Task inputs Start Marker
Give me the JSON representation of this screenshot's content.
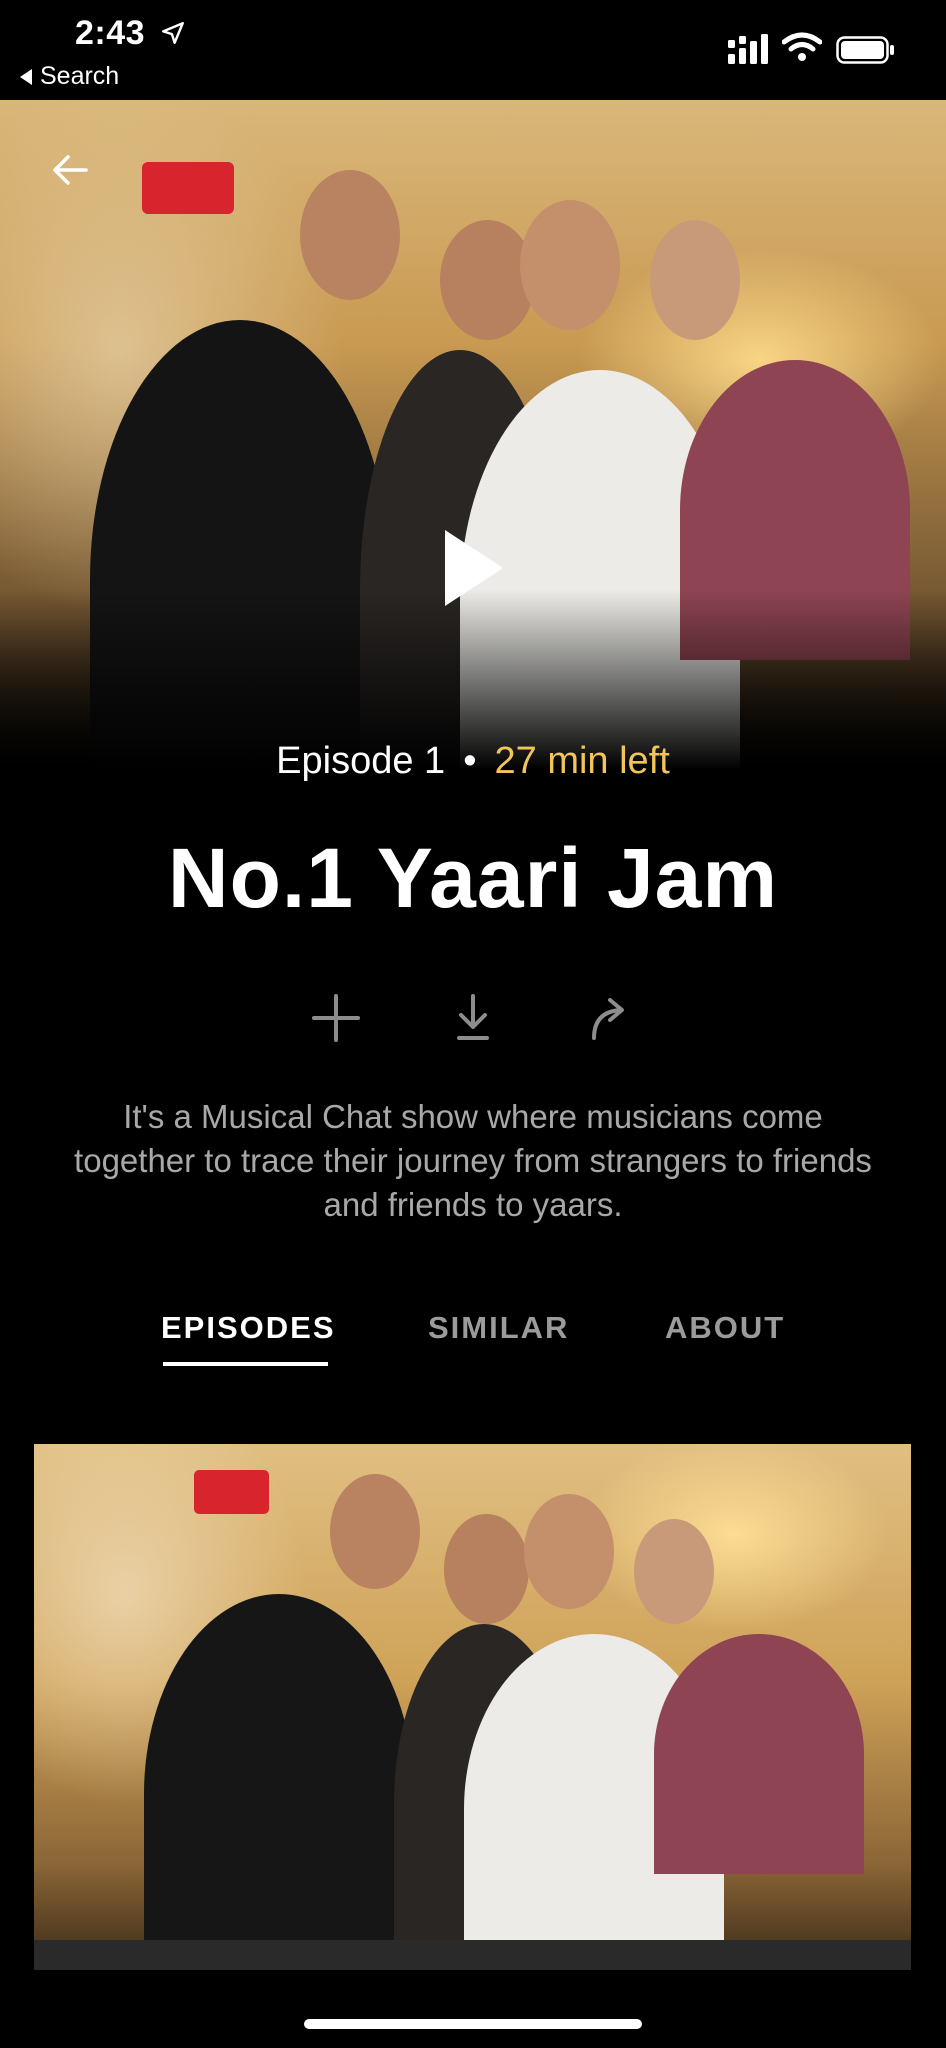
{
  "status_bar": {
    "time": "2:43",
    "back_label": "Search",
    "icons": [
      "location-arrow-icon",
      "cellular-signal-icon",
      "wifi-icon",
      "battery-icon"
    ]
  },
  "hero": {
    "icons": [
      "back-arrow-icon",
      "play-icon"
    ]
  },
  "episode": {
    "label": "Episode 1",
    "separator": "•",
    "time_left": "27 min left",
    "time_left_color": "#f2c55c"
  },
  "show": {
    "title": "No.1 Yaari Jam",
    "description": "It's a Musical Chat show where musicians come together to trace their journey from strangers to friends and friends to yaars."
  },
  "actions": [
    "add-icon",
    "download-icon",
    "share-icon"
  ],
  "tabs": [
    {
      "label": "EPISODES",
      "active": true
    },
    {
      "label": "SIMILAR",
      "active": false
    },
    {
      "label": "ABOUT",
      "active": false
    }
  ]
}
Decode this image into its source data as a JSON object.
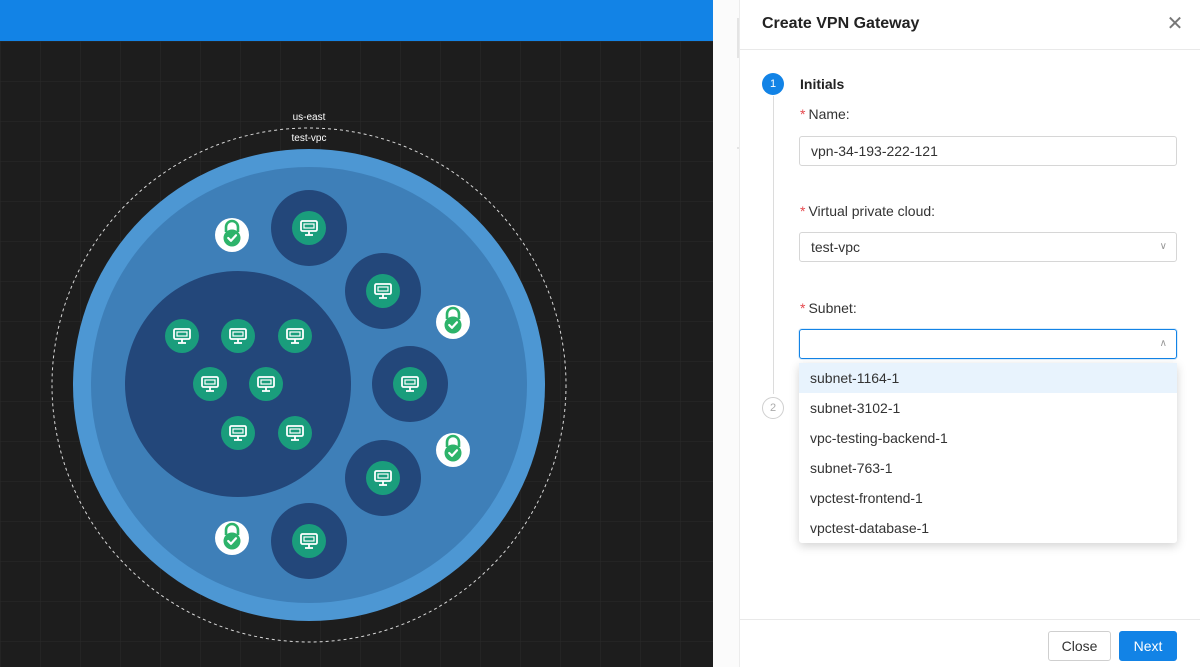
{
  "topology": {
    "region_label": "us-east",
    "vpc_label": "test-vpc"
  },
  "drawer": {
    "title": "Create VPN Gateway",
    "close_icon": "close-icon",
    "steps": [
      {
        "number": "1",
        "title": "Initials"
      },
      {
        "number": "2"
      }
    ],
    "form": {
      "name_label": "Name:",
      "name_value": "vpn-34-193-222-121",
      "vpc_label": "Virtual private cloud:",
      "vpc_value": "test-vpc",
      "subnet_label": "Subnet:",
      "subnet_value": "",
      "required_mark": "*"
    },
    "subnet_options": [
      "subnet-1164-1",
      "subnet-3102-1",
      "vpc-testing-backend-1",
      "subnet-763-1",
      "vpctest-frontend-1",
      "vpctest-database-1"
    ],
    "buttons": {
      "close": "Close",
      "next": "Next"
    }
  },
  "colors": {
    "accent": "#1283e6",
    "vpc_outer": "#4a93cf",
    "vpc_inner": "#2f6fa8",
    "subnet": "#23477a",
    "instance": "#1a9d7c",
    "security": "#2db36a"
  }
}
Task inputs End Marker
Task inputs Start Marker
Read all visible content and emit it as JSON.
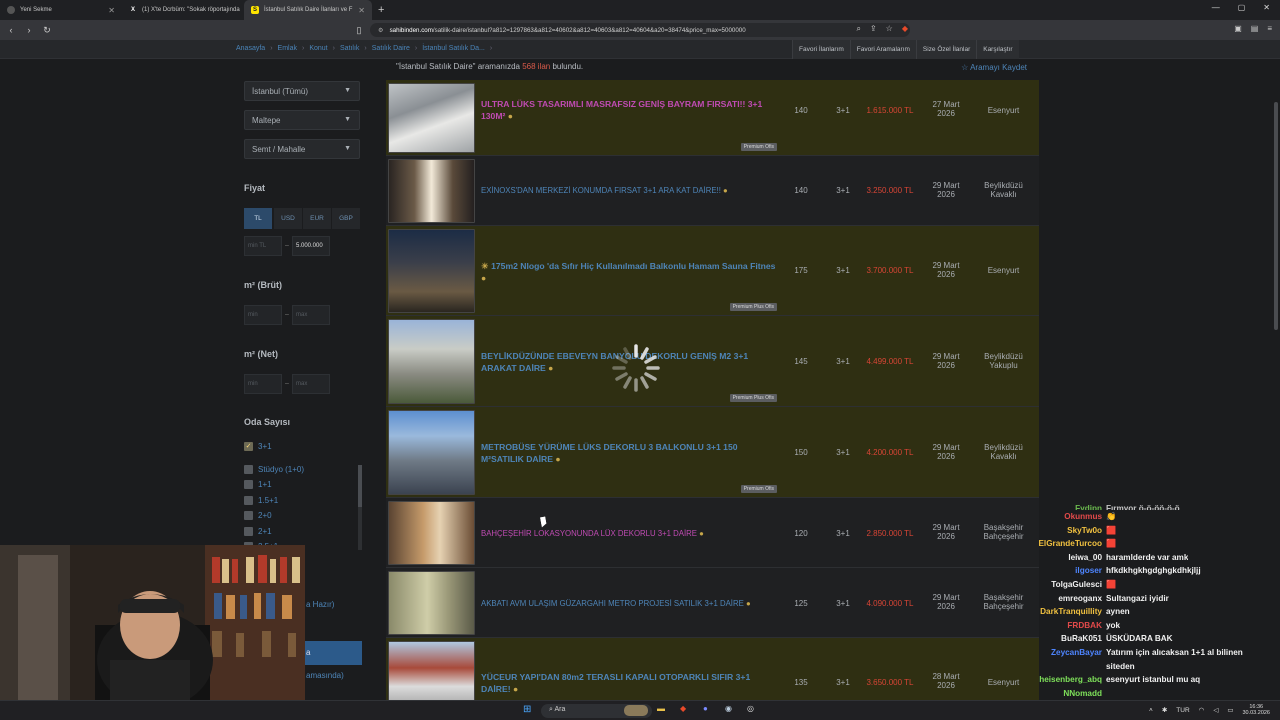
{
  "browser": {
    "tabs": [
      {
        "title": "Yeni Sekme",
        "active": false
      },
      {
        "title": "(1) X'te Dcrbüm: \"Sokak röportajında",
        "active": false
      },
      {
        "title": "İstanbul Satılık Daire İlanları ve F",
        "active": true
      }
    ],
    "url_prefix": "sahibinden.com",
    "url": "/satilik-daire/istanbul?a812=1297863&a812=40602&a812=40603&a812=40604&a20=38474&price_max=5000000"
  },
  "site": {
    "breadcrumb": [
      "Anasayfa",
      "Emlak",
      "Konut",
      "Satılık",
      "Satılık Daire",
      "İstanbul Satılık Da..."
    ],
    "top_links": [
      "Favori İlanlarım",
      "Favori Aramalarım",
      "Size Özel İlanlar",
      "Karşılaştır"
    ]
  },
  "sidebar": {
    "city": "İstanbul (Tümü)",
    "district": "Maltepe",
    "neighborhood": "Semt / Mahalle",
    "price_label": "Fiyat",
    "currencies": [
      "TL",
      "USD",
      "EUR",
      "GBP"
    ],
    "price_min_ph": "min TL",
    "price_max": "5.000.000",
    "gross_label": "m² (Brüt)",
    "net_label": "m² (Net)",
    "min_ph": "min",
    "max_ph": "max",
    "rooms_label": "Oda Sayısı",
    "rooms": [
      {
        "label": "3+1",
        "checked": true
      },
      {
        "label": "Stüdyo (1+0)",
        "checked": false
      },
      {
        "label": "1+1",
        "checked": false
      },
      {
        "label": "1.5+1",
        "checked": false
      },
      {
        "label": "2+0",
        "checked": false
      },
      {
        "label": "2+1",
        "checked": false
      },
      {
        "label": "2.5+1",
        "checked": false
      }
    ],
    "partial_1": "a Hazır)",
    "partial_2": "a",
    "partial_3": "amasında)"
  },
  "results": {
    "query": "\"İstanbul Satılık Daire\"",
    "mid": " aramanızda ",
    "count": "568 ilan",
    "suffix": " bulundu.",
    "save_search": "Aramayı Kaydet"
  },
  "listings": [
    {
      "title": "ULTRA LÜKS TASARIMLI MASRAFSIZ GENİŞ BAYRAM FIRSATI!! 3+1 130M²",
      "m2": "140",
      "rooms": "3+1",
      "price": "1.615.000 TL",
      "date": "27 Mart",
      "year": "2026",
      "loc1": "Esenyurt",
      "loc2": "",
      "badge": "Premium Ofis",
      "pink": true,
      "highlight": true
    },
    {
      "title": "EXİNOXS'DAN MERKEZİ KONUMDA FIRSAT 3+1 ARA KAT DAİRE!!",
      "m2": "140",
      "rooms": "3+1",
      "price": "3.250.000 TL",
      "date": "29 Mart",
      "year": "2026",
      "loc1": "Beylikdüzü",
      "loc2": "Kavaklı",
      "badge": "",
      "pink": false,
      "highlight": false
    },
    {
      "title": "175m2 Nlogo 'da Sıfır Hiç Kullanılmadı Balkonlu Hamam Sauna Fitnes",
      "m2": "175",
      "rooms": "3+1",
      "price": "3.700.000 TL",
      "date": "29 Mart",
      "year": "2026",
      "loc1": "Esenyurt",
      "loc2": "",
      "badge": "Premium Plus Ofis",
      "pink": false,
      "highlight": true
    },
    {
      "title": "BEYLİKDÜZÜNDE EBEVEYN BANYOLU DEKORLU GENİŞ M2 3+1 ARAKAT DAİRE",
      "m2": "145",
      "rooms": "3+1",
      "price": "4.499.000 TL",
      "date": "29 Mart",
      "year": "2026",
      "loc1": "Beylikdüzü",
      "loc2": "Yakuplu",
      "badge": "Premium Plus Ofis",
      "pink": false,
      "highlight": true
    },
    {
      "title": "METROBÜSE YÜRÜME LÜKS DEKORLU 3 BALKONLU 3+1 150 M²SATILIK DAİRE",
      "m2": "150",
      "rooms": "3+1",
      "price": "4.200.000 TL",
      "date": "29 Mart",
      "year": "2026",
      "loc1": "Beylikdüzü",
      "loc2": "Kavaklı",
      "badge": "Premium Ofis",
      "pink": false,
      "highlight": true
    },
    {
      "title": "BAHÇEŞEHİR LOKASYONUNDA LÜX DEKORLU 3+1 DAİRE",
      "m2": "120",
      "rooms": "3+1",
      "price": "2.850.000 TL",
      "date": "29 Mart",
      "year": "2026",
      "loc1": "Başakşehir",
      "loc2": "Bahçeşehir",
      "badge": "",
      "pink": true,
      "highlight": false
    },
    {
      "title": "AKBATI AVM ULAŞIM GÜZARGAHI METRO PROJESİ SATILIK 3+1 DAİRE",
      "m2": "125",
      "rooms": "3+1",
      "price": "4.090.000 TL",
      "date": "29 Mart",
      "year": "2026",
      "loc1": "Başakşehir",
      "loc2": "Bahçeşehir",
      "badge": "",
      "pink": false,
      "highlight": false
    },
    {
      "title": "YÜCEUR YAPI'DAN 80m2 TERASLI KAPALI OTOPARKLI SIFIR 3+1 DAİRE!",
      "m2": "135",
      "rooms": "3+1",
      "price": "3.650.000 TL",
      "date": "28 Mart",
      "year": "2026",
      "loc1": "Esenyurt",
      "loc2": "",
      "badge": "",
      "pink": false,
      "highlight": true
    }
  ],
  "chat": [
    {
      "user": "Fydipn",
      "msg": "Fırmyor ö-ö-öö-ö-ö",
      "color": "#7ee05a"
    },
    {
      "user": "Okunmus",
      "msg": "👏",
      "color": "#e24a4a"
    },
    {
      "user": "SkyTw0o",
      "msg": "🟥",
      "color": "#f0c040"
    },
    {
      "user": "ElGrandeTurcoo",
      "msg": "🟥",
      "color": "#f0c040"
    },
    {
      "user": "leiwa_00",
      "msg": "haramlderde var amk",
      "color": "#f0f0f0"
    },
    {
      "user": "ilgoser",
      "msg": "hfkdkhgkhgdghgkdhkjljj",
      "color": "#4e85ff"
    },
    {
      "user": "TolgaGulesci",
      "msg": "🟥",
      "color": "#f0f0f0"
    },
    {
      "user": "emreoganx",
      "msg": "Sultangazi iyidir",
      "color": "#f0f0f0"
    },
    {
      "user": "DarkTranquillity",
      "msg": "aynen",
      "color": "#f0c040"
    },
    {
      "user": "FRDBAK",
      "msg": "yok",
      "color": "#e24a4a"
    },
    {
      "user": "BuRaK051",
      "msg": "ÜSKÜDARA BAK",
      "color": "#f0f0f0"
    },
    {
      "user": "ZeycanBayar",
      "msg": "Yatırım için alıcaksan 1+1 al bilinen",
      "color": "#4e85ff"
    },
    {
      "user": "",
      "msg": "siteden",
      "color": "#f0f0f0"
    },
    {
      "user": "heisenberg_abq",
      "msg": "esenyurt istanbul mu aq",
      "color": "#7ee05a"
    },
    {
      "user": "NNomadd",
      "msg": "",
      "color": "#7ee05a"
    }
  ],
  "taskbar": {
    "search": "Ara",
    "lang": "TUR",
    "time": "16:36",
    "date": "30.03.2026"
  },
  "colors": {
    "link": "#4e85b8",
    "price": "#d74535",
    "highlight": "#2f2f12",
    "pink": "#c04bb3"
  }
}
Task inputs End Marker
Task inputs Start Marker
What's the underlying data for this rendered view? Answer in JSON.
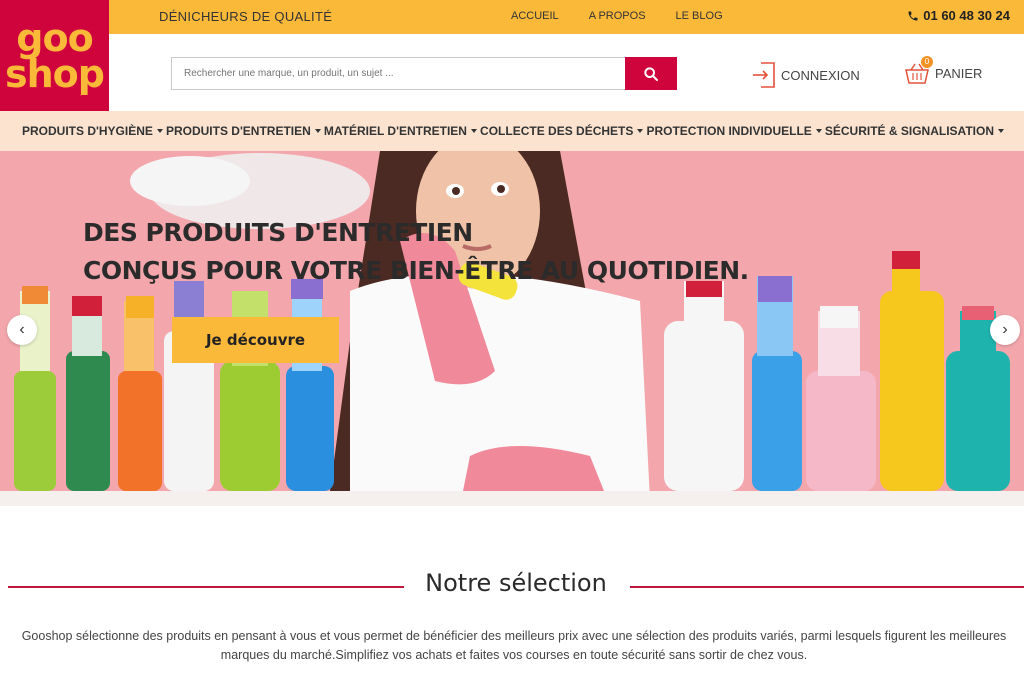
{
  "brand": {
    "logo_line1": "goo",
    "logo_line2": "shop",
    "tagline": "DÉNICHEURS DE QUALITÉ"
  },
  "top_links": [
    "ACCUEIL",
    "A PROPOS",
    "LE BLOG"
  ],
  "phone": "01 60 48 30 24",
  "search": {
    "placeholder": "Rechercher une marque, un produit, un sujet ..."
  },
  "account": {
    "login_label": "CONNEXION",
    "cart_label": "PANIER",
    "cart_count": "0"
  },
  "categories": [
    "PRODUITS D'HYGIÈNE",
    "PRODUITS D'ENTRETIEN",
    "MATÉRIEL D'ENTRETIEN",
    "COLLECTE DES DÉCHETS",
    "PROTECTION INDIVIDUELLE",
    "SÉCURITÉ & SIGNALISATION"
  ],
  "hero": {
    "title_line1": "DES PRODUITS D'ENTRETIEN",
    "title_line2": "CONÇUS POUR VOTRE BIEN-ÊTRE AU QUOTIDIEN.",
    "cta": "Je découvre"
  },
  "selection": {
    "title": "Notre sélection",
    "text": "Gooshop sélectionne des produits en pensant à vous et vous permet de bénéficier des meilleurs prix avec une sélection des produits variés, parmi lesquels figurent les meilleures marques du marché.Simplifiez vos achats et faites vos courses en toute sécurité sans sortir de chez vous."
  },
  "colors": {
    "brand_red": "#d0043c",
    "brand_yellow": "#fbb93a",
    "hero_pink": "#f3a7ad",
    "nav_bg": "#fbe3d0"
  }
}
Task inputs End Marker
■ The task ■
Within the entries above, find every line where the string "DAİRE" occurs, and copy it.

■ Answer for the task ■
      "title": "EXİNOXS'DAN MERKEZİ KONUMDA FIRSAT 3+1 ARA KAT DAİRE!!",
      "title": "BEYLİKDÜZÜNDE EBEVEYN BANYOLU DEKORLU GENİŞ M2 3+1 ARAKAT DAİRE",
      "title": "METROBÜSE YÜRÜME LÜKS DEKORLU 3 BALKONLU 3+1 150 M²SATILIK DAİRE",
      "title": "BAHÇEŞEHİR LOKASYONUNDA LÜX DEKORLU 3+1 DAİRE",
      "title": "AKBATI AVM ULAŞIM GÜZARGAHI METRO PROJESİ SATILIK 3+1 DAİRE",
      "title": "YÜCEUR YAPI'DAN 80m2 TERASLI KAPALI OTOPARKLI SIFIR 3+1 DAİRE!",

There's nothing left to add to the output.